J&S Electronics was given a three-year contract in 2018 to provide IT services, following the retirement of former county IT director Chuck Borschel. According to county officials, the company receives just under $7,000 a month under the contract.
However, during Tuesday’s board meeting, the department heads said they had lost trust in the firm and were frustrated over what they indicated was the company’s inability to maintain the county’s IT equipment and networks.
“We all typed up a letter of our concerns,” county treasurer Vicki Frank said, adding some of the concerns were likely confidential because they had been discussed several weeks ago during a closed meeting on IT security issues.
However, Frank said one incident she was upset over had happened several weeks ago when J&S technicians attempted to update a computer used by one of her office staff.
Frank said the network anti-virus protection apparently blocked the update and it took the technicians nearly two hours before the computer was back up and running.
“Had that happened with every computer in my office, I would have had no production in my office for nearly two hours, and that’s not acceptable,” she told supervisors Brad Quigley and Chris Ball.
Supervisor Randy Griffin was absent while recovering from recent surgery and other health issues.
Frank also said she had a major concern over the company’s management of the county’s IT backup processes and system.
“We get emails that say (a backup) was successful, but I have no idea it is. I would like to be able to see proof. I would like them to open it back up and show me those payments are there,” she said, adding it was her responsibility to ensure those records were maintained.
“That’s our main concern, the confidence we don’t have,” she said.
County assessor Cathy Smith agreed.
Smith said an error message that was coming up on the county’s email system indicated a certificate may not be properly licensed and she urged the board to look at other options.
“If we don’t look, we won’t find a better solution,” she said.
County recorder Tammy Hayes, county conservation board director Katie Hammond, general assistance director Cyndi Mears and county auditor Sandi Elliott all echoed the other department heads’ comments.
Elliott said trust was the key issue with J&S.
“I’m just frustrated beyond belief with dealing with J&S,” she said, explaining the company had provided the county with wonderful service for its copiers and other office equipment.
However, the story was different with the IT service.
“I feel they are in over their heads with this IT, and I feel they are just treading water to keep their head above water and they don’t know what to do,” Elliott said.
Quigley thanked the department heads for providing the information, but no other action was taken during the meeting.
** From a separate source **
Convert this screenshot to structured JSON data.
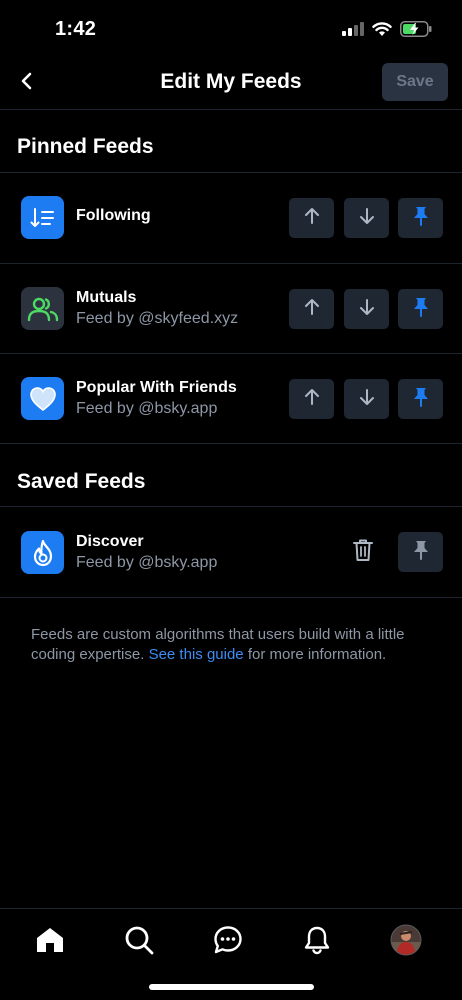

However, later in the day, the supervisors announced a meeting would be held Thursday with Jon Hartman of Reliable Network Solutions, Muscatine, to discuss the county’s IT system.
In other action, the supervisors:
• Approved the one-lot Bradley Bell Subdivision.
• Received monthly updates from public health administrator Roxanne Smith and veterans affairs director Adam Caudle.
• Learned from county engineer Larry Roehl and assistant engineer Adam Shutt that Iowa Highway 92 could possibly remain closed all summer and that a portion of H Avenue east of Grandview would need to be relocated because of a hillslide.